Children and volunteers from the YMCA’s summer camp program spent time each week building the 12 raised beds and planting crops such as tomatoes, cucumbers, squash, peppers and herbs. Since there are still several weeks of camp left, not all beds have been fully planted.
“Children really deserve credit for creating this space for the community,” said United Way Executive Director Kelly Misiak, who helped develop the project, noting that part of her organization’s mission is to support education by supporting the public school system.
There had been a small garden in the area even though the beds were deteriorating. As an avid gardener, Misiak saw an opportunity to partner with the YMCA to help transform the space.

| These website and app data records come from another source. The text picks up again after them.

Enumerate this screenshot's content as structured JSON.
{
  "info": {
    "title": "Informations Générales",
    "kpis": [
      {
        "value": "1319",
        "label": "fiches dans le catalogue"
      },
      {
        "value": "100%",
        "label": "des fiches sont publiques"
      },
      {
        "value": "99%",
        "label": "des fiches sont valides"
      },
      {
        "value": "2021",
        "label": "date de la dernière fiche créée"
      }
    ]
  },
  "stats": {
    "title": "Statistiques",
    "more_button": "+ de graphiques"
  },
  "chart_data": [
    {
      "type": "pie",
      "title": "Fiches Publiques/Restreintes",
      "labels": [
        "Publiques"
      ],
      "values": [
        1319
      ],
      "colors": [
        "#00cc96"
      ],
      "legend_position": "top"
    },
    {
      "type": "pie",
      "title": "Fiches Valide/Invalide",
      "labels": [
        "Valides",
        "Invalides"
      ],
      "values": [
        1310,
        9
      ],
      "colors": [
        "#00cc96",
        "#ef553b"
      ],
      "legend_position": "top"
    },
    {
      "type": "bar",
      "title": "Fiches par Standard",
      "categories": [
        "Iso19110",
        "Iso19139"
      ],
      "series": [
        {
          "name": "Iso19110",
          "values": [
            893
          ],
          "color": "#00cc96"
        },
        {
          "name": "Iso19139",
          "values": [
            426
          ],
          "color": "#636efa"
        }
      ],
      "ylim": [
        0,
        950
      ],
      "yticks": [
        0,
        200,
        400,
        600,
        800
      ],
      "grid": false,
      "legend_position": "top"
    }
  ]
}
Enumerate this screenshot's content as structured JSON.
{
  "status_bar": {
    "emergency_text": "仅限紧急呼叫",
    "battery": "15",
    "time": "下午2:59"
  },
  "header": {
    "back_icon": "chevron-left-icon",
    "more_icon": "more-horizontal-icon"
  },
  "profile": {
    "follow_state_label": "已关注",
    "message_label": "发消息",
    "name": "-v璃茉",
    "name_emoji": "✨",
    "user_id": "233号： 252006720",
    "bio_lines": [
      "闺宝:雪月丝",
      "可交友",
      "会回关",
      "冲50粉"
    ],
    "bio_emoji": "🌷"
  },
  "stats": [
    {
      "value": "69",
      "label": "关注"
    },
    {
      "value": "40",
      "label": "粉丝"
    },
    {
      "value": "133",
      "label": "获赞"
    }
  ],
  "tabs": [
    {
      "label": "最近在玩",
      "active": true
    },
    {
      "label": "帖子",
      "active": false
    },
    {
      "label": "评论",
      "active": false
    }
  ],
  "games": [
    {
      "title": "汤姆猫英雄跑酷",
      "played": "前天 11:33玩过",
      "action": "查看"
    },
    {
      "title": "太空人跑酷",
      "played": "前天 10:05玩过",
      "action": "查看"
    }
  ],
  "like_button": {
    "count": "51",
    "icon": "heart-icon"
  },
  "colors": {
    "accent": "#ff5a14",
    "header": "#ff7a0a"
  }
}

“We just wanted to rebuild the space to provide a really fun public outdoor space that encourages STEM learning and outdoor exploration in conjunction with the YMCA,” Misiak said.
Stanly County Family YMCA CEO George Crooker said he was excited about the partnership with United Way, noting how “lucky” the organization was to be able to work with Misiak.
“Kids need to learn this stuff (outdoors) and they’re not going to learn it in school,” Crooker said.
YMCA summer camps serve an average of 90 to 95 kids a week, he said.
“It’s great for the summer when you have time to invest and learn other traits behind schoolwork,” he said.
Since schools closed in early June, Misiak has been working with students, from kindergarten through sixth grade, to build the new garden.
Although Misiak and other adults chopped the wood and handled the power tools, the children built the majority of the beds and filled them with dirt.
“They were fantastic volunteers and so enthusiastic and ready to serve,” Misiak said.
Although the first few weeks were difficult for some children, especially the younger ones, once they got into the rhythm of building the garden, “they really started having fun and getting into it” , said Misiak.
As a reward for their work, the children will be able to take the fruits and vegetables home, Misiak said, adding that any surplus will likely be donated to the local pantry.
The project was primarily funded by the United Way Impact grant, which Misiak estimated at around $2,500, although donors also contributed.
Once complete, Misiak hopes the garden will be a space that everyone in the area can enjoy. United Way has also assembled STEM learning kits, which students will soon be able to pick up at the YMCA, which will include nature scavenger hunts, learning tools – such as magnifying glasses and plant identification books and animals – as well as other activities.
Misiak said contacts have been made with school administrators about the possibility of organizing field trips or service-learning projects.
“We hope the garden will become a resource for teachers so they can engage their students in a volunteer project while providing activities that reinforce what they learn in the classroom in an outdoor space,” she said. .
The main takeaway from Crooker with the new garden was the importance of local groups partnering with each other for the greater good.
“You can accomplish so much more when you partner and work together,” he said, noting that he would like to see more collaboration between groups and organizations in the future.
“You don’t have to be the Lone Ranger on stuff like this,” he added.
If anyone is interested in donating supplies, they can visit United Way’s donation page at www.UnitedWayStanly.org/Donate. United Way is also looking for more native plants to fill in flower beds. If people have ideas or want to share their own plants, they can contact Misiak at [email protected]